MOSCOW - Russian President Dmitry Medvedev on Thursday ordered a one fifth cut to the staff of the 1.4 million strong Interior Ministry after a series of scandals involving the police.
If implemented, the reform could affect at least 280,000 people and would amount to one of the most ambitious reforms of Russia's bloated bureaucracy since the 1991 fall of the Soviet Union.
In a presidential decree, Medvedev ordered a 20 percent cut to the Interior Ministry's staff -- which includes the police, interior ministry troops, investigators and civilian officials -- by Jan 1, 2012, the Kremlin said.
A huge amount of complaints from our citizens have been piling up about the work of the Interior Ministry, Medvedev told an interview with three state-controlled television stations. We need rather tough and serious changes.
Medvedev said in the decree that disciplinary problems and law breaking by police officers had provoked widespread concerns in society and were undermining the authority of the state, making the reform essential.
The decree enters force immediately, though it was unclear what compensation those laid off would receive.
The move comes after a series of scandals involving the Russian police, including one case when a police major went on a shooting spree in a Moscow supermarket, killing at least two people.
Endemic bribe-taking and documented cases of torture while in custody have earned the police a fearful reputation in Russian society and many crimes are simply not reported for fear of coming into contact with the force.
People want to be protected by policemen who are flawless morally and, what is more important, impeccable from the legal point of view, people who can be trusted, Medvedev said. I am confident we will be able to create such a structure.
Under the plans, Medvedev ordered a reform of the ministry and better procedures to root out corruption and to vet candidates.
previous attempts to reform Russia's notorious bureaucracy have failed and opponents of the Kremlin have criticised Medvedev for failing to root out corruption, as he promised after becoming president in 2008.

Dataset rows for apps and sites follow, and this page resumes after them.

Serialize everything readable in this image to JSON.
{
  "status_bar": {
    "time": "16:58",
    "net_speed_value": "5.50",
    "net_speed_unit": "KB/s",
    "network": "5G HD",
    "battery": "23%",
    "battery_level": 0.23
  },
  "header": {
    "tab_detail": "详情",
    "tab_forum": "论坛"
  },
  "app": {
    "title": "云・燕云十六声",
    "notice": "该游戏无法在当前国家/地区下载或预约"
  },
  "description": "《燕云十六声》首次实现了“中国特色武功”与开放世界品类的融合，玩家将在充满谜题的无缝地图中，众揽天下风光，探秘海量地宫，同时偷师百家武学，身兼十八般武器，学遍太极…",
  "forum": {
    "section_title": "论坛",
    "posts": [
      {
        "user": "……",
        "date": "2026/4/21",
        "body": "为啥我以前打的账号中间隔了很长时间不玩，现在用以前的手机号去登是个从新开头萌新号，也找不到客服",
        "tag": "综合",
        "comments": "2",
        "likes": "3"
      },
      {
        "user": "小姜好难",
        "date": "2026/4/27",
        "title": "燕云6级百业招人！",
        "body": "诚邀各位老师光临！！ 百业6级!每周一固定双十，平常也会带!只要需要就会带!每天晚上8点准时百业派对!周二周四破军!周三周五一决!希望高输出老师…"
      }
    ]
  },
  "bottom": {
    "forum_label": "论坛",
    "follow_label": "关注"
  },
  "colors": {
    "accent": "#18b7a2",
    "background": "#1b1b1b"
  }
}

(Additional reporting by Guy Faulconbridge, editing by Matthew Jones)